Ralph's style of leadership is much more democratic than Jack's. Early on, Ralph uses the conch to bring order to their assembly, and to give everyone a fair chance to talk. He also shows consideration to all of the boys, bigguns and littluns alike. He shows genuine concern over the littlun's well being, worrying about their lack of sleep and general problem with nightmares. As a leader, Ralph actively follows his own rules and expectations; he expects huts to be built, so he works on the huts.
Jack, on the other hand, uses his superiority as a hunter to assert himself as a leader. Although Jack is keen to have rules at the beginning of the novel, he does not follow through or keep them. He uses his position as hunter to exclude himself from some of the more menial tasks like keeping watch over the fire or building shelters. In tribal meetings, he frequently downplayed or discounted the ideas of other boys, especially the littluns, viewing them as little more than babies.

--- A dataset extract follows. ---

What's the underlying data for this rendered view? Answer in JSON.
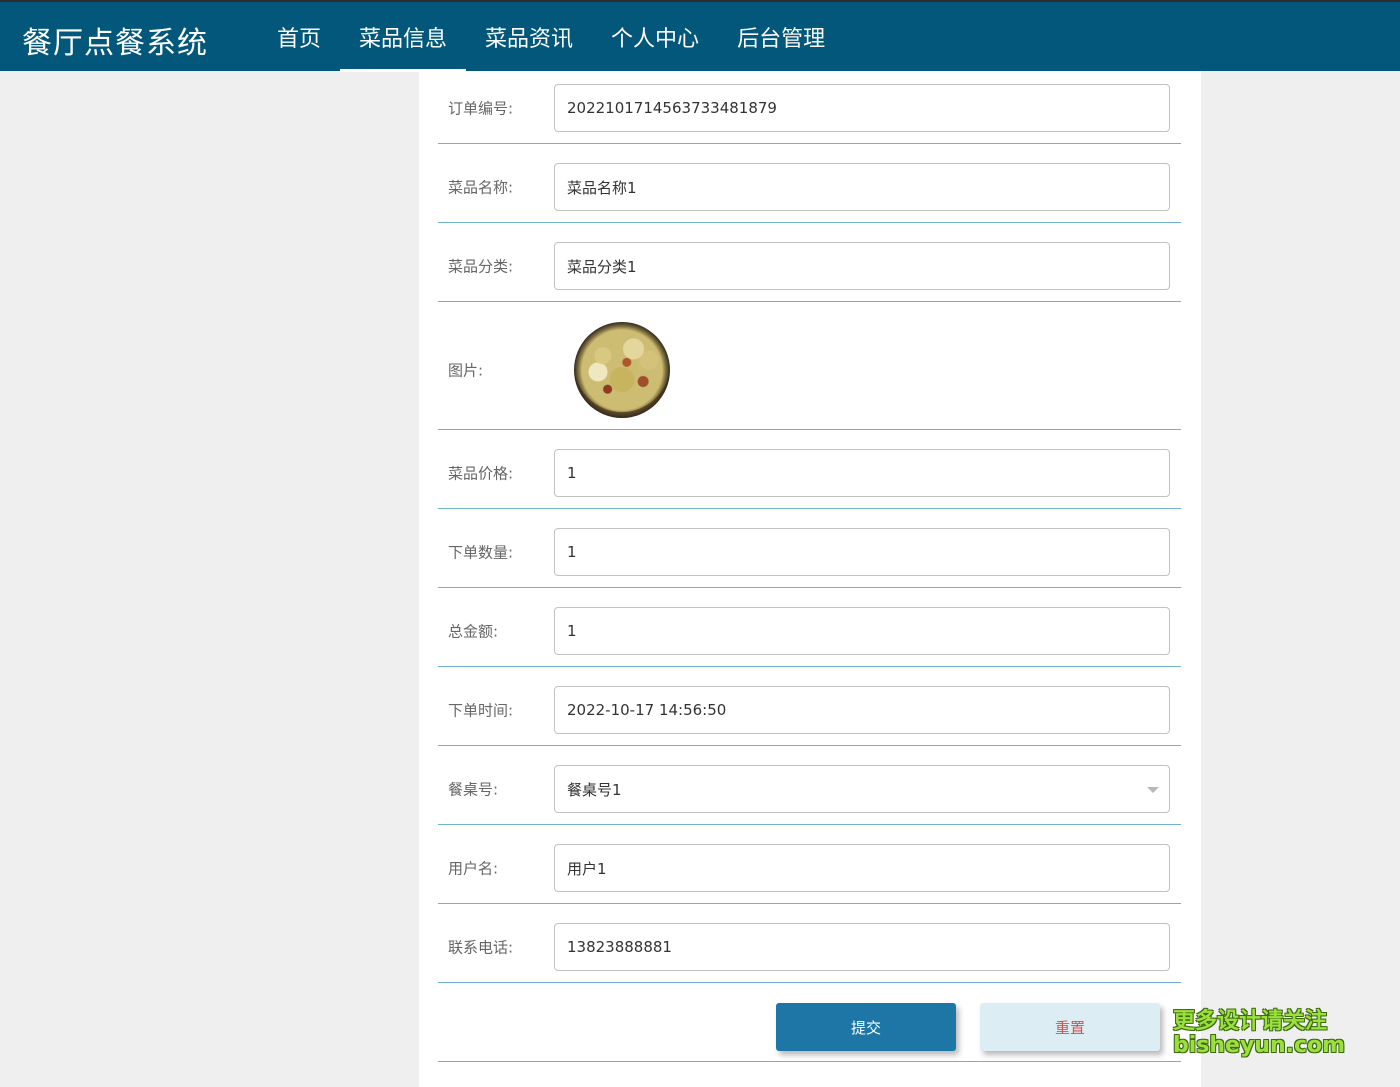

He favors the hunt over all things, which ultimately leads to conflict between Jack and Ralph when the signal fire goes out.
The main difference between Jack and Ralph's leadership stems from the boys' motivation. Ralph wants to be a true leader and execute the job to his best ability, doing what is best for all the boys. Jack is merely power hungry, and seeks to be chief merely to gain adulation. Jack's attitude toward the rules reveals him to be self-centered, concerned with his own desires.